- _DATA UNDER STUDY_
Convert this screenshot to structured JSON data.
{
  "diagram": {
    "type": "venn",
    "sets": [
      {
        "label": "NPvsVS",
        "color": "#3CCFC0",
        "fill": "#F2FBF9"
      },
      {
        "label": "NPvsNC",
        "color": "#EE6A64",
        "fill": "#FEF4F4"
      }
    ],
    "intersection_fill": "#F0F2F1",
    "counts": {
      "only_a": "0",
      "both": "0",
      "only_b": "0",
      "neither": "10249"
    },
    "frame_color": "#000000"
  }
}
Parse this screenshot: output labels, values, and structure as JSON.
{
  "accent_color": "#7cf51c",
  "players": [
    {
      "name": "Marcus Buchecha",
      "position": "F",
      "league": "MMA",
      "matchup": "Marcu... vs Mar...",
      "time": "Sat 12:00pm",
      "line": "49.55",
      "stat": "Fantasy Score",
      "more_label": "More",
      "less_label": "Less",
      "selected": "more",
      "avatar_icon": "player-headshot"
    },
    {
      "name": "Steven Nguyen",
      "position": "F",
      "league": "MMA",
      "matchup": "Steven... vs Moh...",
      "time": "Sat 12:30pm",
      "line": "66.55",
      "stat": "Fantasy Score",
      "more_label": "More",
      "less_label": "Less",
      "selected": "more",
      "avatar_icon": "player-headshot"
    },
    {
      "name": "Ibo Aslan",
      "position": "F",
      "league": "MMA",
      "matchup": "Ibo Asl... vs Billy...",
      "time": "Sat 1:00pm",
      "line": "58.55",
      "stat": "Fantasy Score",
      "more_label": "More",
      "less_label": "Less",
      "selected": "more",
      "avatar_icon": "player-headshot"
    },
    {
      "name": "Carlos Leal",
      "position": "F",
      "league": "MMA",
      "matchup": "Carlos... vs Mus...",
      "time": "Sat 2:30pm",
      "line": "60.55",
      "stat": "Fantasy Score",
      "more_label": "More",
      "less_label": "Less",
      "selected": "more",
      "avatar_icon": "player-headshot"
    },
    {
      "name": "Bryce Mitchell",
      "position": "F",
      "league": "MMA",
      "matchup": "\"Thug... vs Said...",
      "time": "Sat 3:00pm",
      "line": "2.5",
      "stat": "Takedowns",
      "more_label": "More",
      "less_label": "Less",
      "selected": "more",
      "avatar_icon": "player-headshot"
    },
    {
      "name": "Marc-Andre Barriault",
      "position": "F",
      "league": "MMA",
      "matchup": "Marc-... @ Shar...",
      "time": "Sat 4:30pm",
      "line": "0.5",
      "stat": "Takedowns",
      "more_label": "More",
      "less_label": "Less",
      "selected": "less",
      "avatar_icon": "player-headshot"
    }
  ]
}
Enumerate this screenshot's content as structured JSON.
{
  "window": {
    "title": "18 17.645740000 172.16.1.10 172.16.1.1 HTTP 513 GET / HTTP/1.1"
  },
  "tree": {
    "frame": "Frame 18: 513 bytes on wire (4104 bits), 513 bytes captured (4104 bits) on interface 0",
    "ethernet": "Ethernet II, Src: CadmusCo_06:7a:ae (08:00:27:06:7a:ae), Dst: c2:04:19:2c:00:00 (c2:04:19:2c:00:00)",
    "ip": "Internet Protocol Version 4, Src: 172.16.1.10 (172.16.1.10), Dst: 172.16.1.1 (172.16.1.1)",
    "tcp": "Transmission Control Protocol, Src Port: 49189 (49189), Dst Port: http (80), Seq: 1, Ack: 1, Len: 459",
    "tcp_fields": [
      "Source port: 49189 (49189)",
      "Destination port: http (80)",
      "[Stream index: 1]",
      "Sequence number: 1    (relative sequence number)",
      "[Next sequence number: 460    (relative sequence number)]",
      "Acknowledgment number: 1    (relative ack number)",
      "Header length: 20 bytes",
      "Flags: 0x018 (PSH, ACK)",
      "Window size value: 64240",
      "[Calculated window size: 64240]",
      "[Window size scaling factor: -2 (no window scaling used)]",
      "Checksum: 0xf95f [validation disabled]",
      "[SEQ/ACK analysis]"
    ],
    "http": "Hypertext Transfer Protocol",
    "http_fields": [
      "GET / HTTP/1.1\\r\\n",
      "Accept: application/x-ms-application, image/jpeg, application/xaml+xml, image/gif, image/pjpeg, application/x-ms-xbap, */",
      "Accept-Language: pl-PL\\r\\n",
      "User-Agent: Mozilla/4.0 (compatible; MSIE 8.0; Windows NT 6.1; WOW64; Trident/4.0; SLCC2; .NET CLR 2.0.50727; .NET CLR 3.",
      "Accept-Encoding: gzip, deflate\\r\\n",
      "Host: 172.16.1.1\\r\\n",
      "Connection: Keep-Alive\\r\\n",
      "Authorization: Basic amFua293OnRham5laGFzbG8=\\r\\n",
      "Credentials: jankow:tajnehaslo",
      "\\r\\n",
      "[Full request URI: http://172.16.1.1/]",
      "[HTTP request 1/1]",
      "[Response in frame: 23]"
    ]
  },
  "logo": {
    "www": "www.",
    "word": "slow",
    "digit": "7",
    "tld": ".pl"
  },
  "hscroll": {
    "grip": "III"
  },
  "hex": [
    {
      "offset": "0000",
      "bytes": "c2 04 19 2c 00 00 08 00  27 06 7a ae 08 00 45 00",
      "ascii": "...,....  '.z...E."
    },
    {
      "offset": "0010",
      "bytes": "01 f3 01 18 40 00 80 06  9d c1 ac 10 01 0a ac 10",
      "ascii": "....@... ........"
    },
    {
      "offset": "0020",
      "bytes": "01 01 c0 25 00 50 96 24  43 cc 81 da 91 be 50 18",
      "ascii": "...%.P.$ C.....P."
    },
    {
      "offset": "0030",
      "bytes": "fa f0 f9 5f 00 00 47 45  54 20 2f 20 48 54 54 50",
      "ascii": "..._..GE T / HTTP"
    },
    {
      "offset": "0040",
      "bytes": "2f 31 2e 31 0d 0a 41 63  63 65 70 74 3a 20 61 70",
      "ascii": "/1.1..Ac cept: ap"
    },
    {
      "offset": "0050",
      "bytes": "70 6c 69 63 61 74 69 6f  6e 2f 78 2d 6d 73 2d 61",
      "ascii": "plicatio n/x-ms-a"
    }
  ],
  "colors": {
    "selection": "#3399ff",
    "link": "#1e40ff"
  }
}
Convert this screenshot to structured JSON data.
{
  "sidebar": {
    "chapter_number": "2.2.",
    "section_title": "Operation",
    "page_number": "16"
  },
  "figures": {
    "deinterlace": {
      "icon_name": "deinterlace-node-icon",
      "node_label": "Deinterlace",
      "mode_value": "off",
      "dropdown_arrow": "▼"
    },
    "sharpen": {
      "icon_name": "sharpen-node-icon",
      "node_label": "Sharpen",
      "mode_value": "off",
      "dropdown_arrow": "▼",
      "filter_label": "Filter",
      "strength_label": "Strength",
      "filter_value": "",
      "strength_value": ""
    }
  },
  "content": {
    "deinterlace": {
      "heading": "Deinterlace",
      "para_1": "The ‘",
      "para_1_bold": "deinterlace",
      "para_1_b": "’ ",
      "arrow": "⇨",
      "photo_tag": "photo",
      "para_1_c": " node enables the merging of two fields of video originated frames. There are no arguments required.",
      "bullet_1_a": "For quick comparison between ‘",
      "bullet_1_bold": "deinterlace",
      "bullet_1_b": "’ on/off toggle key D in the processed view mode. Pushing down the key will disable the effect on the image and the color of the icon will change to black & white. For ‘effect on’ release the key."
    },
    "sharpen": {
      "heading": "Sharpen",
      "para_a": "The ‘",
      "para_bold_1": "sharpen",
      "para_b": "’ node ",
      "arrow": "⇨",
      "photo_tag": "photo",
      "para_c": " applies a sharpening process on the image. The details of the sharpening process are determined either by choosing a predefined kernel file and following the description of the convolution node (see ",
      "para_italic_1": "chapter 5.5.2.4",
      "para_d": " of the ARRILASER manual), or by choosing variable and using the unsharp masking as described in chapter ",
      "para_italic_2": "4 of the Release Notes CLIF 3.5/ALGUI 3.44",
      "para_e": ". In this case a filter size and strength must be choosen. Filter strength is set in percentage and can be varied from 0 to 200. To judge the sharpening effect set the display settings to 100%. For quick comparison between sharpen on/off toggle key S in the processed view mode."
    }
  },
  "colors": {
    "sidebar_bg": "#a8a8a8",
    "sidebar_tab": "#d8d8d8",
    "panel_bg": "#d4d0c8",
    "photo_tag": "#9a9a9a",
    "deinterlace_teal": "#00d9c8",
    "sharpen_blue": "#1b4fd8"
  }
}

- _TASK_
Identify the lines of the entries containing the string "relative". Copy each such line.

- _SOLUTION TO THIS EXERCISE_
      "Sequence number: 1    (relative sequence number)",
      "[Next sequence number: 460    (relative sequence number)]",
      "Acknowledgment number: 1    (relative ack number)",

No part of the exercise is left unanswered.